I left PE the next day. I didn't have an early start, which made a pleasant change and I walked down to the long distance taxi park, next to the railway station at midday. I boarded a minibus taxi that was heading west along the N2 and jumped out a few hours later at the junction for Storms River village, a couple of kilometres past the Storms River bridge. Once the minibus departed I was left standing in the middle of nowhere beside the road, the Tsitsikamma Mountains towering above me to the north of the road. I had no idea how far the village was from the junction and began walking. I was surprised when in about ten minutes I was standing at the main crossroads in this small village. A sign reading, Rainbow Lodge, pointed to the right, the guesthouse where I planned to stay. I continued along the dusty, dirt road until I reached the guesthouse.

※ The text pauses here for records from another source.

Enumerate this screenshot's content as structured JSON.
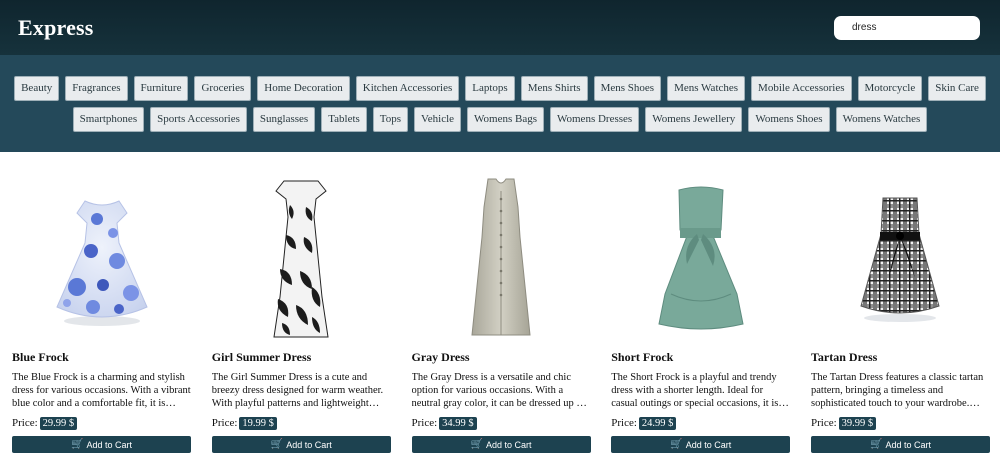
{
  "header": {
    "brand": "Express",
    "search_value": "dress"
  },
  "categories": {
    "row1": [
      "Beauty",
      "Fragrances",
      "Furniture",
      "Groceries",
      "Home Decoration",
      "Kitchen Accessories",
      "Laptops",
      "Mens Shirts",
      "Mens Shoes",
      "Mens Watches",
      "Mobile Accessories",
      "Motorcycle",
      "Skin Care"
    ],
    "row2": [
      "Smartphones",
      "Sports Accessories",
      "Sunglasses",
      "Tablets",
      "Tops",
      "Vehicle",
      "Womens Bags",
      "Womens Dresses",
      "Womens Jewellery",
      "Womens Shoes",
      "Womens Watches"
    ]
  },
  "products": [
    {
      "name": "Blue Frock",
      "desc": "The Blue Frock is a charming and stylish dress for various occasions. With a vibrant blue color and a comfortable fit, it is perfect.",
      "price_label": "Price:",
      "price": "29.99 $",
      "cart": "Add to Cart",
      "image_icon": "blue-frock-image"
    },
    {
      "name": "Girl Summer Dress",
      "desc": "The Girl Summer Dress is a cute and breezy dress designed for warm weather. With playful patterns and lightweight fabric, it is ideal.",
      "price_label": "Price:",
      "price": "19.99 $",
      "cart": "Add to Cart",
      "image_icon": "summer-dress-image"
    },
    {
      "name": "Gray Dress",
      "desc": "The Gray Dress is a versatile and chic option for various occasions. With a neutral gray color, it can be dressed up or down.",
      "price_label": "Price:",
      "price": "34.99 $",
      "cart": "Add to Cart",
      "image_icon": "gray-dress-image"
    },
    {
      "name": "Short Frock",
      "desc": "The Short Frock is a playful and trendy dress with a shorter length. Ideal for casual outings or special occasions, it is fun.",
      "price_label": "Price:",
      "price": "24.99 $",
      "cart": "Add to Cart",
      "image_icon": "short-frock-image"
    },
    {
      "name": "Tartan Dress",
      "desc": "The Tartan Dress features a classic tartan pattern, bringing a timeless and sophisticated touch to your wardrobe. Perfect style.",
      "price_label": "Price:",
      "price": "39.99 $",
      "cart": "Add to Cart",
      "image_icon": "tartan-dress-image"
    }
  ]
}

Once I had settled in that evening I made some enquiries with the owners about hiking in the area, and especially the two long distance trails, the Otter Trail and the Tsitsikamma Trail. The Otter trail seemed a fairly tough trail, especially the eleven river crossing, some of which you had to swim across depending on the tide. I didn't have the necessary equipment to fully waterproof my pack for a challenging crossing like that. I decided the Tsitsikamma trail through the mountains and forests was the trail for me. My plans were not looking hopeful; as I had expected you could not hike the trails by yourself. There was no-one else staying at the guesthouse, apart from four gap-year students from the UK whose only physical activity appeared to be drinking beer. I waited until the next day to phone the Regional Forestry Manager to see if anyone else was booked on the Tsitsikamma trail whom I could join. It was bad news; there were no bookings for the next fifteen days. My hiking plans had come to nothing.

Instead I spent the rest of the day on short hiking trails in the surrounding local forests. I walked to the eastern edge of the village to the start of the Goesa Nature Walk. The trail is short at only 2km but takes in some fantastic indigenous forest, the highlight being the forest of tree ferns about halfway along the trail. These ancient trees made the forest seem almost prehistoric, as though time had stood still. The indigenous forests of the southern Cape look similar to the classical rain forests of the tropical regions. There are some major differences though. These forests here are not as tall, with a canopy height of about 27m and are not so species diverse. There are 470 different forest species, of which 87 are tree species. The major tree species are the yellowwood, ironwood, stinkwood, white pear, cape beech and cherrywood. The Goesa Nature Walk didn't take long to stroll around, so I walked north out of the village and along the N2 to the Ratel Nature Walk. This walk is longer at 4.2km and runs along the lower slopes of the mountains of the Tsitsikamma range. After half a kilometre I reached the Tsitsikamma Big Tree, a giant yellowwood and a popular tourist attraction. The walk through the forest gave me a glimpse of what I was missing on the Tsitsikamma Trail.

I decided that I would leave Storms River the next day and travel to Cape Town, a city where I wanted to spend some time and where I had originally intended to end this journey.

Continue reading this journey: Cape Town